An annular diaphragm and an iris diaphragm both adjust the amount of light that passes through a specimen in a microscope, but they do this in different ways. In an iris diaphragm, a lever or wheel is used to adjust the positions of a set of moving plates (sometimes referred to as "leaves"). As the leaves shift position, a hole in the center of the leaves is made smaller or larger. The size of this hole controls how much light passes through to the specimen.
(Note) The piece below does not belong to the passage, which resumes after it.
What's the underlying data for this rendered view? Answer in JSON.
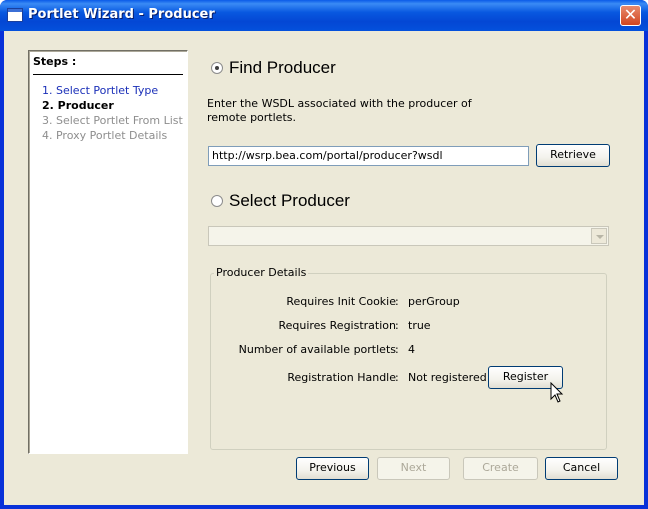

An annular diaphragm consists of a plate with a series of holes of different sizes in it. The microscope user turns the plate to line one of the holes up with the light path. The size of the hole chosen determines the amount of light that passes through.